Even with a five-run deficit heading into the final three frames of play, Post 23 didn’t give in.
In fact, Portsmouth responded almost immediately as a double by Lauder to left center was followed by an RBI triple by Jones to right center, which scored the former.
From there, it only took a Jake Ashkettle sacrifice fly to bring Post 23 back within striking distance as Portsmouth trailed by a slight 7-4 margin after five innings of action, but other than an error with one out in the seventh inning that brought Post 23 within a 7-5 count, Portsmouth got no closer in the contest.
With the split, Post 23 finished the season with an overall mark of 13-16. Records, however, don’t tell the entire story, especially in the case of a Portsmouth unit that split with every American Legion Region V opponent – including the No. 1-seed, Waverly Post 142 – and finished as the Gene Bennett Baseball Classic Tournament Runner-Ups over the course of the 2018 American Legion season.
And those accomplishments are certainly ones to be proud of, especially considering how far Portsmouth has come since 2014 and 2015 — when Post 23 didn’t field a program at all.

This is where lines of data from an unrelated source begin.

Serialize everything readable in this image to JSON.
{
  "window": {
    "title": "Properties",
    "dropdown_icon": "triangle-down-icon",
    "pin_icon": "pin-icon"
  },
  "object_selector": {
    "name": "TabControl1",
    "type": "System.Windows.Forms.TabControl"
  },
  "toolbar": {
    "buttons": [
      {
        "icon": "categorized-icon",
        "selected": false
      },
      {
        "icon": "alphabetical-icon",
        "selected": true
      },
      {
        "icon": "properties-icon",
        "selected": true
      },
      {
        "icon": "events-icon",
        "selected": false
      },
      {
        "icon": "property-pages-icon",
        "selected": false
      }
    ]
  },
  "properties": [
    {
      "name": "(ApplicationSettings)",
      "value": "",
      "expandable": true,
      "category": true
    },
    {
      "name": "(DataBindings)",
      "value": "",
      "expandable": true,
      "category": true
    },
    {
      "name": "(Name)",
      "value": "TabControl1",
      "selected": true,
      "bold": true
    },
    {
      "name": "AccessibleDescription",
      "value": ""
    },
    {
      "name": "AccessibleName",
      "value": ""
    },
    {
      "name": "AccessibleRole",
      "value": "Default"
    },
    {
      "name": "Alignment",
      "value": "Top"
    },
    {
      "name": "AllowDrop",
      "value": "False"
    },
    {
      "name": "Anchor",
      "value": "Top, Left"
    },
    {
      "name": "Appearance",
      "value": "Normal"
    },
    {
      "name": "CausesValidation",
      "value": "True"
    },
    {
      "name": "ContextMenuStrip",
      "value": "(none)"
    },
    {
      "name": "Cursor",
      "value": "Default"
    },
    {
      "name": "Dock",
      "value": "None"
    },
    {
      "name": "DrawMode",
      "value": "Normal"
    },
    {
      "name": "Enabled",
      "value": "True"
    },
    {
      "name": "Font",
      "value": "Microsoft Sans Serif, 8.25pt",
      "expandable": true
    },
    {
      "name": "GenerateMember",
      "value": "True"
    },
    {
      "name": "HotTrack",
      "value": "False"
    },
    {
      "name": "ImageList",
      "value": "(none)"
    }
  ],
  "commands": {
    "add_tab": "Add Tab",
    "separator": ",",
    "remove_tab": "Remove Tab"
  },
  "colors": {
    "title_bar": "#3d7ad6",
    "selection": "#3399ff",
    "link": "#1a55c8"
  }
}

“You always want your record to be better, and we’ve went through our lulls where we had four or five games where we struggled, but the kids kept fighting,” Miller said. “I’m proud of them. I’m proud of them for coming out and playing, and giving me everything that they had. I chuckled a little bit because I’ve only had to raise my voice twice this year. I love the kids. I just told them that if they needed anything from me or if there’s anything that I can do to help them, to let me know. They’re all great kids who work hard.”